BEGIN Provided information

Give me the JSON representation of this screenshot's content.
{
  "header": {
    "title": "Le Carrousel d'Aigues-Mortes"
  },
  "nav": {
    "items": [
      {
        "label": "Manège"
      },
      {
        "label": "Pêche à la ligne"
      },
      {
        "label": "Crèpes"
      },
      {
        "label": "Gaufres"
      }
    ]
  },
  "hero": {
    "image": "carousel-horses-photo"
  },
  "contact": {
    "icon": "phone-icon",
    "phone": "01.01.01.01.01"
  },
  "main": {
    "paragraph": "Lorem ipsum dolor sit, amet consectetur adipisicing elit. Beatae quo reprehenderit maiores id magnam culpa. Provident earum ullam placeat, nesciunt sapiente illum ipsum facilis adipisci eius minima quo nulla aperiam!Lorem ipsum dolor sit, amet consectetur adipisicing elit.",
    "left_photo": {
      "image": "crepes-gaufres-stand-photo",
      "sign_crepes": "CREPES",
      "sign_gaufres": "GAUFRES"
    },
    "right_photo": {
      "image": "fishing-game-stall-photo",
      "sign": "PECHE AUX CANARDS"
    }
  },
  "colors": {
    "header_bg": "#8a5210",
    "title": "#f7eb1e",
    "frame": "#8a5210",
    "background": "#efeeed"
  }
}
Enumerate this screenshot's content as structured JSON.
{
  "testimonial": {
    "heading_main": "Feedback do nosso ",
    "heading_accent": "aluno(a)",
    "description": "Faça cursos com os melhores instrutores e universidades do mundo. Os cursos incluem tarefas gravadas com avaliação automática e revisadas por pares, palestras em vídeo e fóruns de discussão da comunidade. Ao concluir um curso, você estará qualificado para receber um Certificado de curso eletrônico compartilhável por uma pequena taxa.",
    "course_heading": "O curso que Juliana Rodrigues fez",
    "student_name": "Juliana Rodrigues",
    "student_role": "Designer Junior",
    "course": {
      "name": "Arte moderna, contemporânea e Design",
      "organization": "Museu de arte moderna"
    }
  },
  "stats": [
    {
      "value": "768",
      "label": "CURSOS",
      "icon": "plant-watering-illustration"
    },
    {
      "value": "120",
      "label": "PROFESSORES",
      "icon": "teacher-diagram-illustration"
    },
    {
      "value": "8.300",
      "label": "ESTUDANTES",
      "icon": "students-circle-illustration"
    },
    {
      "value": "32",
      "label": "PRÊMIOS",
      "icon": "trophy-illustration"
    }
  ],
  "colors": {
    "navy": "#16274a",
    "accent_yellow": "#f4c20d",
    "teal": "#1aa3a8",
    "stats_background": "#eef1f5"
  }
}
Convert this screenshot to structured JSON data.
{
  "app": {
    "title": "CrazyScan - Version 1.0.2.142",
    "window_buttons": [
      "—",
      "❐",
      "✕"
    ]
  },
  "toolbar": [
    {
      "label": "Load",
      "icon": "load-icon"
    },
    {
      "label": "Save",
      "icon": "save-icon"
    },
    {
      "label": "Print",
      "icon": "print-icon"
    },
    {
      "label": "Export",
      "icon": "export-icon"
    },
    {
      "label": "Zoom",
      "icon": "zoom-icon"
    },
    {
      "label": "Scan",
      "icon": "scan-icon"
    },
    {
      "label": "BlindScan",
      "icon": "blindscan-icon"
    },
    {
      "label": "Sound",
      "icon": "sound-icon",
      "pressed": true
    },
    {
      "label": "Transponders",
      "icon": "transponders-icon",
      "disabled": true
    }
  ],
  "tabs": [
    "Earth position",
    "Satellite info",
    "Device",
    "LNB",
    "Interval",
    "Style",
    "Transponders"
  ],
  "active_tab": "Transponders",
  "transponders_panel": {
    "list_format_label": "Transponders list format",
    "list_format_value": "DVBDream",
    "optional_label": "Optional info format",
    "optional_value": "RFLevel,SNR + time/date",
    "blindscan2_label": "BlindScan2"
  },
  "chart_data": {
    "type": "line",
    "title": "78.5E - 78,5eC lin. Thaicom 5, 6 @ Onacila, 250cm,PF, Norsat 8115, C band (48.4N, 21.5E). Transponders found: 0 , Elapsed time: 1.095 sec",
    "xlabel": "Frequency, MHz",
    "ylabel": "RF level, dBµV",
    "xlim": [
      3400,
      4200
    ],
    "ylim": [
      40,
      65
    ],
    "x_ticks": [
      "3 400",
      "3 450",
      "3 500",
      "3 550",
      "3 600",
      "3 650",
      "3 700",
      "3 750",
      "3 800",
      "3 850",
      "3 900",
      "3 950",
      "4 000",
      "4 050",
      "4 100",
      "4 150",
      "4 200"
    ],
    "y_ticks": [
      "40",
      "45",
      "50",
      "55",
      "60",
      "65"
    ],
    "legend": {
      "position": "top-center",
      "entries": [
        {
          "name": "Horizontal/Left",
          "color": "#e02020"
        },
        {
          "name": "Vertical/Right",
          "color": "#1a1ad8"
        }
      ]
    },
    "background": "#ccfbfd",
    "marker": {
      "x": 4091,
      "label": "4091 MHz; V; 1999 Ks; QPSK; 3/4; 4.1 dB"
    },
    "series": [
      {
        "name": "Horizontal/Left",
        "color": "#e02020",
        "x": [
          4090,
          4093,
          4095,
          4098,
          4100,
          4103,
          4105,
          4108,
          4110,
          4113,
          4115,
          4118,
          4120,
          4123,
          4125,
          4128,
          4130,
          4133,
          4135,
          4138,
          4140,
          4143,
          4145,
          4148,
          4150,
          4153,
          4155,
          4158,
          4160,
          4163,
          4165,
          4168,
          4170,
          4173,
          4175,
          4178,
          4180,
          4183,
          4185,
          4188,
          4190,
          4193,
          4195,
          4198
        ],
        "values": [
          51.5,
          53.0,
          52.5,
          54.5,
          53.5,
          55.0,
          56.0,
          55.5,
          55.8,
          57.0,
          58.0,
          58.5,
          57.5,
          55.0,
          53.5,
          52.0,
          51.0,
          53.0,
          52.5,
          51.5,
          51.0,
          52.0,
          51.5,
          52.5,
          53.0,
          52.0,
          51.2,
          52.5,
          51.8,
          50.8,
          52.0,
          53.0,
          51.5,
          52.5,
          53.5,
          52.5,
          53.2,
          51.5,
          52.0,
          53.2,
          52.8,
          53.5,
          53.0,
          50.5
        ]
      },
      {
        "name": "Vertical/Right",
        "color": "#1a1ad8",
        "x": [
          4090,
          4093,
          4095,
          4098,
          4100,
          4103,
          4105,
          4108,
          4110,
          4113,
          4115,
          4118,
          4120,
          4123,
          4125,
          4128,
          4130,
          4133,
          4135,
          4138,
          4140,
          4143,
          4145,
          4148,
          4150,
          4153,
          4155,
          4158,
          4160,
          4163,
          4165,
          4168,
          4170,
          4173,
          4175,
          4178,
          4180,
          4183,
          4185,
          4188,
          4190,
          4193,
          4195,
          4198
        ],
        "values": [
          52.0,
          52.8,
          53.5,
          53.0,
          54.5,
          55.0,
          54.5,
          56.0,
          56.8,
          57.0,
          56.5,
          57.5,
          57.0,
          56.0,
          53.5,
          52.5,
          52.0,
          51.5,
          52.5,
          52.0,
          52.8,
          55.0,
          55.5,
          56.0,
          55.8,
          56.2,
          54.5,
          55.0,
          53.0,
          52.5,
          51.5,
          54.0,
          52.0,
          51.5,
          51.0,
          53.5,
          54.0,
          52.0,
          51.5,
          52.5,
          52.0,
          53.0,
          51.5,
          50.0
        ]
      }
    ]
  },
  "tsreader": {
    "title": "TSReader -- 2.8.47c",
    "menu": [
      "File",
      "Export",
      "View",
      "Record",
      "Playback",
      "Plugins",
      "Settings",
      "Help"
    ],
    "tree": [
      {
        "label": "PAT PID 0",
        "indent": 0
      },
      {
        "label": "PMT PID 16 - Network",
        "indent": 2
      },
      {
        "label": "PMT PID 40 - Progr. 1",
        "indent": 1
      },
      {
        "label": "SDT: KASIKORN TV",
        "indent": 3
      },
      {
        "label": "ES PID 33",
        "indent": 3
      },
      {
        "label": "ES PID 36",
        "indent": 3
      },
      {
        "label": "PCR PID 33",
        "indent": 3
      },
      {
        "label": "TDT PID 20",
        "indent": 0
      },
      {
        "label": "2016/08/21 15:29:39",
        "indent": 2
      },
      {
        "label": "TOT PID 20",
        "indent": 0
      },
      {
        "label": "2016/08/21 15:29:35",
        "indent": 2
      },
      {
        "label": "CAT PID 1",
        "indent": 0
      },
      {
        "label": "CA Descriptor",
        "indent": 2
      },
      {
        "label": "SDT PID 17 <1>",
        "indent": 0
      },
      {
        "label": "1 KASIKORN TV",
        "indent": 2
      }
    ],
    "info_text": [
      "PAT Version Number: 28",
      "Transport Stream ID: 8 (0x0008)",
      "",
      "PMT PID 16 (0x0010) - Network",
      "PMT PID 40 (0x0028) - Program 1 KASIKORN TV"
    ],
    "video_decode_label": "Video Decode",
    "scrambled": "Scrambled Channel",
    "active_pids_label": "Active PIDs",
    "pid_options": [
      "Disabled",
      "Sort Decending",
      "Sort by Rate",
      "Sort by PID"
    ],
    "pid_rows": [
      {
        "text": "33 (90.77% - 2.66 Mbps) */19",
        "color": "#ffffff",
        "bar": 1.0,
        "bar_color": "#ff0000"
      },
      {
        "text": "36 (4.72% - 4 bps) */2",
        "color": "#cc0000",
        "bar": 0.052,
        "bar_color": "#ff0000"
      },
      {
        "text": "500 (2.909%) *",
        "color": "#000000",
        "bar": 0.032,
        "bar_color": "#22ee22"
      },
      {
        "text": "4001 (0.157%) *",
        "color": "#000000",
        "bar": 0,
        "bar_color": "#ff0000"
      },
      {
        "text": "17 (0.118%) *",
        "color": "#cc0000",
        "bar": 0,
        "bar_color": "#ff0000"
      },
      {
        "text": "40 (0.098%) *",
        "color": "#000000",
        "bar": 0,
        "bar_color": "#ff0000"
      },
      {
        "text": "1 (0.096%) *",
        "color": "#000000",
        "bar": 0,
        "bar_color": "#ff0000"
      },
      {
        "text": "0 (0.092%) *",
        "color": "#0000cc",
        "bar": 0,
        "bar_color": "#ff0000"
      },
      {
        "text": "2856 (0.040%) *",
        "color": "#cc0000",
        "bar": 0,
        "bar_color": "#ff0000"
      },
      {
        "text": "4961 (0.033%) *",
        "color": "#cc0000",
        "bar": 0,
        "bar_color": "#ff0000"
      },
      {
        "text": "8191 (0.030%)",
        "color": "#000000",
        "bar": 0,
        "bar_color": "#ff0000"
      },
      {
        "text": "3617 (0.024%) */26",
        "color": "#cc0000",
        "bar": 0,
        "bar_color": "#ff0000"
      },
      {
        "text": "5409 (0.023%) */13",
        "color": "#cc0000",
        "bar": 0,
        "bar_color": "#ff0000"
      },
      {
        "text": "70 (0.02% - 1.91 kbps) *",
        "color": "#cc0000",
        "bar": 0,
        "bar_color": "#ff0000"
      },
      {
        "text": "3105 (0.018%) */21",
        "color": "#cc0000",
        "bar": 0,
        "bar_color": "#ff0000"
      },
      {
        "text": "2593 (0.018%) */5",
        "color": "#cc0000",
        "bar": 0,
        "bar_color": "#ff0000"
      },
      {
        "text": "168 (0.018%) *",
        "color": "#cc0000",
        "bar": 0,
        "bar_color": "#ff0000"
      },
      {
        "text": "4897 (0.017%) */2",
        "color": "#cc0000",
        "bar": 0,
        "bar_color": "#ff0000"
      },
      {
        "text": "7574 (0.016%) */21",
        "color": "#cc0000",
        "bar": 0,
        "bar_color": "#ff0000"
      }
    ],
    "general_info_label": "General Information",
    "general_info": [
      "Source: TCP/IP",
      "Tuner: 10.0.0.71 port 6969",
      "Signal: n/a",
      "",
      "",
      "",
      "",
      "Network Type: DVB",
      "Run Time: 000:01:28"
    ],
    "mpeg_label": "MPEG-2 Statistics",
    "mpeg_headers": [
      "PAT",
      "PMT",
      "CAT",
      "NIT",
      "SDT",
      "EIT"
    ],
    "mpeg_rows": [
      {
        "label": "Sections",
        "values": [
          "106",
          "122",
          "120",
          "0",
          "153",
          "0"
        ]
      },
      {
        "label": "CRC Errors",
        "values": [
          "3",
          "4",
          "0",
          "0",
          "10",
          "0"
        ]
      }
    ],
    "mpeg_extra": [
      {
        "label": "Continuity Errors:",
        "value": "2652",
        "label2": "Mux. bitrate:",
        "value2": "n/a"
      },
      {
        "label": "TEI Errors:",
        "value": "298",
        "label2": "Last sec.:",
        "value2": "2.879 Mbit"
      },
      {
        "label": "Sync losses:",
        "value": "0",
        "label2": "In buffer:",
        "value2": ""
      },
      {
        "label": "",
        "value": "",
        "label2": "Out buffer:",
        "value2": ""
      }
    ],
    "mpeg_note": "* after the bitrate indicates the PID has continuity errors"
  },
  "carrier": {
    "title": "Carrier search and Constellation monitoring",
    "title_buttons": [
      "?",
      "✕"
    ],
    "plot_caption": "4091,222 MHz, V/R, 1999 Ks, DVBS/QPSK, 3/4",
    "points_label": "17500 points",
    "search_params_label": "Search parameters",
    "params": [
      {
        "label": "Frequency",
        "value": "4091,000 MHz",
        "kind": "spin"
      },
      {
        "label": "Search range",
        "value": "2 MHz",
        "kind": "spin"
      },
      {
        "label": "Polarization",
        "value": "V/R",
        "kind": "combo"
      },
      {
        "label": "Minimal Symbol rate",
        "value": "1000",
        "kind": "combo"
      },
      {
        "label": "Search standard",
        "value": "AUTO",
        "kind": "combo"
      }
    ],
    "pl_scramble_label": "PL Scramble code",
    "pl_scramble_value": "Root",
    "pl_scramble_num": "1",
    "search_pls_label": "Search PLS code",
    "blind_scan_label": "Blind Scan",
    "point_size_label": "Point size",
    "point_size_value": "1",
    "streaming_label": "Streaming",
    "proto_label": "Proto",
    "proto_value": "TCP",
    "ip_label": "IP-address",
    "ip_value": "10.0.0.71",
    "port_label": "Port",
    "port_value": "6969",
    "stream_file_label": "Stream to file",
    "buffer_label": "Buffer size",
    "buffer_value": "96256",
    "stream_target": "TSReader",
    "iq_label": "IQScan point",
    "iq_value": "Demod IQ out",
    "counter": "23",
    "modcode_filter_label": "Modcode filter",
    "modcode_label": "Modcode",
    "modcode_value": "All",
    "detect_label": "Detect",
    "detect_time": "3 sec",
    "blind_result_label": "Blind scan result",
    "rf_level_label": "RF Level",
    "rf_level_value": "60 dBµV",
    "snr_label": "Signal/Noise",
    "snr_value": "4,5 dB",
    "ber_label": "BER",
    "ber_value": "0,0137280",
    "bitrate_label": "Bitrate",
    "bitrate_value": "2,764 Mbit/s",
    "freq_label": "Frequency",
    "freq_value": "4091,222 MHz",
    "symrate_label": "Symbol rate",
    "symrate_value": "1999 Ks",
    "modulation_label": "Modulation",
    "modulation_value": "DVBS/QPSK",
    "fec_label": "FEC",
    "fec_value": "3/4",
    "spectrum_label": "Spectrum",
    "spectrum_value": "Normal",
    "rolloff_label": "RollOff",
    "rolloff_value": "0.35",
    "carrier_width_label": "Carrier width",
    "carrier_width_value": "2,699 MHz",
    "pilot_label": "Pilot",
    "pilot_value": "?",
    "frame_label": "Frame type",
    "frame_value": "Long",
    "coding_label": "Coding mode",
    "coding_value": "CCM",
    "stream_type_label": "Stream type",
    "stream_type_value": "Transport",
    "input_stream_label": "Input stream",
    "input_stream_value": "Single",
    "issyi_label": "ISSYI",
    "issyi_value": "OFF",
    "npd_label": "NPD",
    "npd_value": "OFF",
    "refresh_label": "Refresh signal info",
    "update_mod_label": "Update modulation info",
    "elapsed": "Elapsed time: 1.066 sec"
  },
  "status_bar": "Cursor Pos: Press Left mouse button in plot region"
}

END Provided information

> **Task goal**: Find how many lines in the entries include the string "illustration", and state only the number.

> **Task result**: 4